### PROBLEM TO SOLVE
Copy out the lines of the material that include the string "JSON".
Top of LISTED RECORDS
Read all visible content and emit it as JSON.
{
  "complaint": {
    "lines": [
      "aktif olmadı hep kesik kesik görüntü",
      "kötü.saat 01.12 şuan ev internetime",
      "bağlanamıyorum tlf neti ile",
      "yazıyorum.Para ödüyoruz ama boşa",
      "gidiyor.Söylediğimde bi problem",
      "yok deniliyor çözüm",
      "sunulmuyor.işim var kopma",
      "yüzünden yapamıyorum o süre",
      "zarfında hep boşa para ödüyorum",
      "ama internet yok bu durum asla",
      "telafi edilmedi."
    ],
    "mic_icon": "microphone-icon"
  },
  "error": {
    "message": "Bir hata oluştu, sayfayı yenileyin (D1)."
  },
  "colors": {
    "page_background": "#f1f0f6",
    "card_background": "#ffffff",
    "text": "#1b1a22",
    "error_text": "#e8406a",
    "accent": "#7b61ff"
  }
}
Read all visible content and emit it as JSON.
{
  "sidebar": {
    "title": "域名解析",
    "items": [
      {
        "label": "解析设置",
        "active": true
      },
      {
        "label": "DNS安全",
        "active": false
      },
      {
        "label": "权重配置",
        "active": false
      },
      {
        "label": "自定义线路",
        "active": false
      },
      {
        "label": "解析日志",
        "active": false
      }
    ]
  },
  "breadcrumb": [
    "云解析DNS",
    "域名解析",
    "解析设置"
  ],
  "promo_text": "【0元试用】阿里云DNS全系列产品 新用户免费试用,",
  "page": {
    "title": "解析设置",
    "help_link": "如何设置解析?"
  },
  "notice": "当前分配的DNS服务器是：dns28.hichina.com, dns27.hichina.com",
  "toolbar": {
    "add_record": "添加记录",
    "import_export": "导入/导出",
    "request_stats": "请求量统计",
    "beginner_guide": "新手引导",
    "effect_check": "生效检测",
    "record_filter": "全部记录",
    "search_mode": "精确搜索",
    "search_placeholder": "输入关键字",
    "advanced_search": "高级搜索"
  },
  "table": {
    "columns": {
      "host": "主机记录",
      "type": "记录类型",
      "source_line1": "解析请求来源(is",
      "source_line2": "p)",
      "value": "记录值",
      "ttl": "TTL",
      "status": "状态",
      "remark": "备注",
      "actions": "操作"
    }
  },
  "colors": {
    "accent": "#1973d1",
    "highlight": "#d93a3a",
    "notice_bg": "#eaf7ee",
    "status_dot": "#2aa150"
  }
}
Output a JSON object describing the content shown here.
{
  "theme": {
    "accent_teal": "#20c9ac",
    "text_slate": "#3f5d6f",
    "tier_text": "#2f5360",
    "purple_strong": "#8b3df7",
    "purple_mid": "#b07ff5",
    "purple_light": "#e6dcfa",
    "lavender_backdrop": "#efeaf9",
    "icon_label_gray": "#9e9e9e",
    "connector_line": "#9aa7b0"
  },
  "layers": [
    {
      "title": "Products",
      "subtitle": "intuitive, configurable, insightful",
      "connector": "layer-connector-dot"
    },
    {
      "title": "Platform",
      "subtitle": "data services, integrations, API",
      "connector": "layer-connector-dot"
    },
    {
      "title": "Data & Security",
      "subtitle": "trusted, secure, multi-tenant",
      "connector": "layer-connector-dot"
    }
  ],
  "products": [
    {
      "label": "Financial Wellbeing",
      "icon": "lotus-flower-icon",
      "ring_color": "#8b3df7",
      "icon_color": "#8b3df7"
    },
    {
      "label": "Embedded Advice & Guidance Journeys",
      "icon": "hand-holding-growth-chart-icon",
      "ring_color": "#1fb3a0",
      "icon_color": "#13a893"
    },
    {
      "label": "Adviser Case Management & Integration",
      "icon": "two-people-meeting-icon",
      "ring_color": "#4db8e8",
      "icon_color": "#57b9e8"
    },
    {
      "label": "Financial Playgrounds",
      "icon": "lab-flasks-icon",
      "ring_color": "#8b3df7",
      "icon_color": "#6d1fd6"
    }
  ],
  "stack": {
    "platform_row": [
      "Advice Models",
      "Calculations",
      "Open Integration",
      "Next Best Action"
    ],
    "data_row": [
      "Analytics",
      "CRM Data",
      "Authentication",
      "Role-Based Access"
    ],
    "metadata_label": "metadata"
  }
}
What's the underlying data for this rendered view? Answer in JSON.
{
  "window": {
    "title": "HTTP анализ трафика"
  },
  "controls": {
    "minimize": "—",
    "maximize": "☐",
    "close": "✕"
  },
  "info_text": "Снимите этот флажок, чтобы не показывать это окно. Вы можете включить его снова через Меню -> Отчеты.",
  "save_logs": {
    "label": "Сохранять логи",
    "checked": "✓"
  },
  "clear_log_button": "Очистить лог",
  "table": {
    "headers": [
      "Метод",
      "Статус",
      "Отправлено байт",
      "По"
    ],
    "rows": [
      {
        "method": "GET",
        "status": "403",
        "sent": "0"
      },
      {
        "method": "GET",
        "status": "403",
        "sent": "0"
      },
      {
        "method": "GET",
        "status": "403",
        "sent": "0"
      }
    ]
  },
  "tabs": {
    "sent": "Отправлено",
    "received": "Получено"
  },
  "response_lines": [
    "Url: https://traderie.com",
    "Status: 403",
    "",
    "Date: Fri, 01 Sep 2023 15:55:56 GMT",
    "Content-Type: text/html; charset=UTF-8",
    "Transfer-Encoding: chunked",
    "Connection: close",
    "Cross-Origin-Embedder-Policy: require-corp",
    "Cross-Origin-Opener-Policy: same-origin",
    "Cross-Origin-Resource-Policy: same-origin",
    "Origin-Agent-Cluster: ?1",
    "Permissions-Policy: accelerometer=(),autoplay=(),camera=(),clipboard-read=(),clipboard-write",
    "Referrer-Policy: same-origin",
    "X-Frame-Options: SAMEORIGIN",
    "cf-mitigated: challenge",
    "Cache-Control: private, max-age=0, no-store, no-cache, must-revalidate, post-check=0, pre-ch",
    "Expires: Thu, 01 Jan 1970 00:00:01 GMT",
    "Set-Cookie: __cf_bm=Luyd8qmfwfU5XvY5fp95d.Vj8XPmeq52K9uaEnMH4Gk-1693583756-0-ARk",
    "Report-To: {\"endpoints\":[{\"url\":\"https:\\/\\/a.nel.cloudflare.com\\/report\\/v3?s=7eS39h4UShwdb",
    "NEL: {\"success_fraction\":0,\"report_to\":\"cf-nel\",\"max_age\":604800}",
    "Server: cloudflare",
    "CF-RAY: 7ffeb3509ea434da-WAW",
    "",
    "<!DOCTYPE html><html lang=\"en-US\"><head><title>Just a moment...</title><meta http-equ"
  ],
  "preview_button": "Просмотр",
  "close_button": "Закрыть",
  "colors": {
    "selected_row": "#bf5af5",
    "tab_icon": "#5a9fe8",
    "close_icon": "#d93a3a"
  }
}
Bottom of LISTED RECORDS
### WRITTEN SOLUTION
Read all visible content and emit it as JSON.
Read all visible content and emit it as JSON.
Output a JSON object describing the content shown here.
What's the underlying data for this rendered view? Answer in JSON.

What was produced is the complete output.